Europe’s harvest of rapeseed - a similar crop to canola - is expected to plunge to a 13-year low after dry weather crimped plantings and a pesticide ban boosted insect threats. As a result, import demand is set to hit a record 5 million tons in the season that started in July, according to US Department of Agriculture forecasts.
That may be a boon for Canada’s canola industry, which has been rattled by China’s decision in March to revoke import licences for two companies citing pests found in shipments. It is widely suspected this was done in retaliation against Canada arresting a senior Huawei executive last year at the request of the US.
With Canadian canola exports down 9.3percent in the 2018/19 grain year, the industry has started searching for new export opportunities as harvesting of the current crop gets started.
With most varieties genetically modified, European demand for canola as a cooking oil is limited, while canola-meal consumption is facing competition from cheaper wheat and barley. Prospects are better in fuel. The EU wants 10percent of all transport fuels to come from renewable sources like biodiesel made from rapeseed by 2020.

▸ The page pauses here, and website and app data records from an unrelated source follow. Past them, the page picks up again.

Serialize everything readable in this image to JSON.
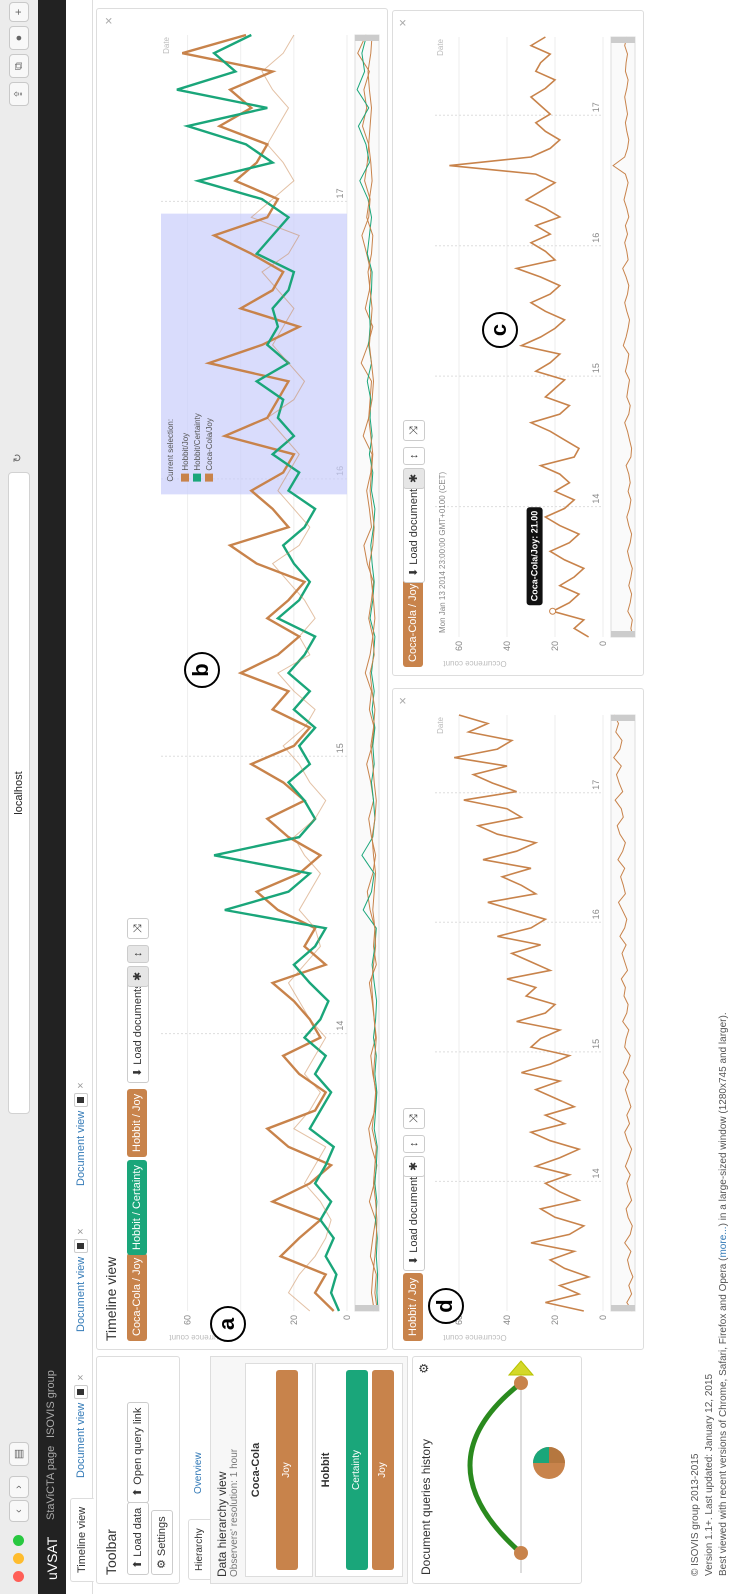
{
  "browser": {
    "url": "localhost"
  },
  "nav": {
    "brand": "uVSAT",
    "links": [
      "StaViCTA page",
      "ISOVIS group"
    ]
  },
  "tabs": [
    {
      "label": "Timeline view"
    },
    {
      "label": "Document view"
    },
    {
      "label": "Document view"
    },
    {
      "label": "Document view"
    }
  ],
  "toolbar": {
    "title": "Toolbar",
    "load_data": "Load data",
    "open_query": "Open query link",
    "settings": "Settings"
  },
  "hierarchy": {
    "tabs": [
      "Hierarchy",
      "Overview"
    ],
    "title": "Data hierarchy view",
    "subtitle": "Observers' resolution: 1 hour",
    "groups": [
      {
        "name": "Coca-Cola",
        "bars": [
          {
            "label": "Joy",
            "color": "#c8834b"
          }
        ]
      },
      {
        "name": "Hobbit",
        "bars": [
          {
            "label": "Certainty",
            "color": "#1aa67a"
          },
          {
            "label": "Joy",
            "color": "#c8834b"
          }
        ]
      }
    ]
  },
  "history": {
    "title": "Document queries history"
  },
  "timeline": {
    "title": "Timeline view",
    "chips": [
      {
        "label": "Coca-Cola / Joy",
        "color": "#c8834b"
      },
      {
        "label": "Hobbit / Certainty",
        "color": "#1aa67a"
      },
      {
        "label": "Hobbit / Joy",
        "color": "#c8834b"
      }
    ],
    "load_documents": "Load documents",
    "selection": {
      "title": "Current selection:",
      "items": [
        "Hobbit/Joy",
        "Hobbit/Certainty",
        "Coca-Cola/Joy"
      ]
    }
  },
  "charts": {
    "y_label": "Occurrence count",
    "x_label": "Date",
    "y_ticks": [
      "60",
      "40",
      "20",
      "0"
    ],
    "x_ticks": [
      "14",
      "15",
      "16",
      "17"
    ],
    "panel_c": {
      "chip": "Coca-Cola / Joy",
      "load_documents": "Load documents",
      "date": "Mon Jan 13 2014 23:00:00 GMT+0100 (CET)",
      "tooltip": "Coca-Cola/Joy: 21.00"
    },
    "panel_left": {
      "chip": "Hobbit / Joy",
      "load_documents": "Load documents"
    }
  },
  "annotations": [
    "a",
    "b",
    "c",
    "d"
  ],
  "footer": {
    "line1": "© ISOVIS group 2013-2015",
    "line2": "Version 1.1+. Last updated: January 12, 2015",
    "line3_a": "Best viewed with recent versions of Chrome, Safari, Firefox and Opera (",
    "line3_link": "more...",
    "line3_b": ") in a large-sized window (1280x745 and larger)."
  },
  "colors": {
    "joy": "#c8834b",
    "certainty": "#1aa67a",
    "selection": "#c9cdfb"
  },
  "chart_data": [
    {
      "type": "line",
      "title": "",
      "ylabel": "Occurrence count",
      "xlabel": "Date",
      "x_ticks": [
        "14",
        "15",
        "16",
        "17"
      ],
      "ylim": [
        0,
        70
      ],
      "series": [
        {
          "name": "Hobbit/Joy",
          "color": "#c8834b",
          "values": [
            5,
            12,
            8,
            25,
            18,
            10,
            28,
            14,
            6,
            22,
            30,
            12,
            8,
            18,
            24,
            10,
            14,
            20,
            28,
            8,
            16,
            12,
            26,
            34,
            18,
            10,
            22,
            30,
            16,
            24,
            36,
            20,
            14,
            28,
            22,
            40,
            26,
            18,
            30,
            22,
            16,
            34,
            44,
            22,
            28,
            36,
            24,
            20,
            46,
            30,
            26,
            22,
            52,
            32,
            18,
            40,
            28,
            24,
            36,
            50,
            30,
            26,
            42,
            34,
            30,
            48,
            36,
            44,
            28,
            62,
            38
          ]
        },
        {
          "name": "Hobbit/Certainty",
          "color": "#1aa67a",
          "values": [
            3,
            6,
            4,
            8,
            5,
            10,
            6,
            12,
            8,
            5,
            14,
            10,
            6,
            12,
            8,
            16,
            10,
            7,
            14,
            20,
            12,
            8,
            46,
            22,
            14,
            50,
            18,
            12,
            16,
            22,
            14,
            18,
            12,
            20,
            14,
            22,
            16,
            12,
            26,
            18,
            14,
            20,
            24,
            16,
            12,
            22,
            18,
            28,
            20,
            26,
            24,
            34,
            22,
            30,
            26,
            28,
            22,
            20,
            34,
            28,
            22,
            32,
            56,
            28,
            38,
            60,
            30,
            64,
            42,
            50,
            36
          ]
        },
        {
          "name": "Coca-Cola/Joy",
          "color": "#c8834b",
          "values": [
            14,
            22,
            18,
            12,
            8,
            6,
            10,
            16,
            12,
            8,
            20,
            14,
            10,
            16,
            12,
            8,
            14,
            18,
            22,
            16,
            10,
            12,
            18,
            14,
            10,
            16,
            20,
            12,
            8,
            14,
            18,
            24,
            16,
            12,
            20,
            26,
            14,
            18,
            12,
            16,
            22,
            28,
            18,
            14,
            20,
            26,
            22,
            18,
            24,
            30,
            20,
            16,
            22,
            28,
            24,
            20,
            26,
            32,
            22,
            18,
            36,
            28,
            20,
            24,
            30,
            26,
            22,
            28,
            32,
            24,
            20
          ]
        }
      ]
    },
    {
      "type": "line",
      "title": "",
      "ylabel": "Occurrence count",
      "xlabel": "Date",
      "x_ticks": [
        "14",
        "15",
        "16",
        "17"
      ],
      "ylim": [
        0,
        70
      ],
      "series": [
        {
          "name": "Hobbit/Joy",
          "color": "#c8834b",
          "values": [
            8,
            24,
            10,
            18,
            6,
            16,
            22,
            12,
            30,
            14,
            8,
            20,
            26,
            10,
            18,
            24,
            14,
            28,
            18,
            10,
            22,
            30,
            16,
            24,
            12,
            20,
            28,
            18,
            34,
            22,
            14,
            30,
            26,
            18,
            36,
            24,
            20,
            32,
            28,
            40,
            22,
            30,
            38,
            26,
            44,
            30,
            24,
            36,
            48,
            28,
            34,
            42,
            30,
            50,
            36,
            28,
            44,
            52,
            34,
            40,
            58,
            36,
            46,
            54,
            40,
            62,
            44,
            38,
            56,
            48,
            60
          ]
        }
      ]
    },
    {
      "type": "line",
      "title": "",
      "ylabel": "Occurrence count",
      "xlabel": "Date",
      "x_ticks": [
        "14",
        "15",
        "16",
        "17"
      ],
      "ylim": [
        0,
        70
      ],
      "series": [
        {
          "name": "Coca-Cola/Joy",
          "color": "#c8834b",
          "values": [
            6,
            12,
            8,
            21,
            14,
            10,
            18,
            12,
            8,
            16,
            22,
            14,
            10,
            18,
            24,
            16,
            12,
            20,
            14,
            18,
            26,
            12,
            10,
            16,
            22,
            30,
            18,
            14,
            24,
            20,
            16,
            28,
            22,
            18,
            34,
            26,
            20,
            16,
            24,
            30,
            22,
            18,
            26,
            36,
            20,
            24,
            30,
            22,
            28,
            18,
            24,
            32,
            26,
            20,
            28,
            64,
            30,
            22,
            18,
            24,
            28,
            22,
            26,
            30,
            24,
            20,
            28,
            26,
            22,
            30,
            24
          ]
        }
      ]
    }
  ]
}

In recent seasons, the EU has secured most of its canola imports from Ukraine and Australia, with just a 10th coming from Canada, European Commission data shows. Australia, which is expected to have a smaller crop, may be in a better position than Canada to supply China.
“There are still opportunities and we have imported a bit from Canada in the past year,” said David Eudall, head of arable crop market specialists at the Agriculture & Horticulture Development Board.
Europe could import 1million to 1.3million tons this grain year, compared with 527190 tons as of June in the 2018/19 grain year, according to Neil Townsend, a senior analyst at FarmLink in Winnipeg.
Canada’s cheap prices may boost its appeal. Canola futures in New York are down about 7percent this year, while rapeseed futures in Paris are up 4percent.
According to the Canola Council of Canada, the main thing holding back exports to Europe is that farmers aren’t certified. Spokesperson Brian Innes said most growers just need to register and prove their land has been used for farming since 2008.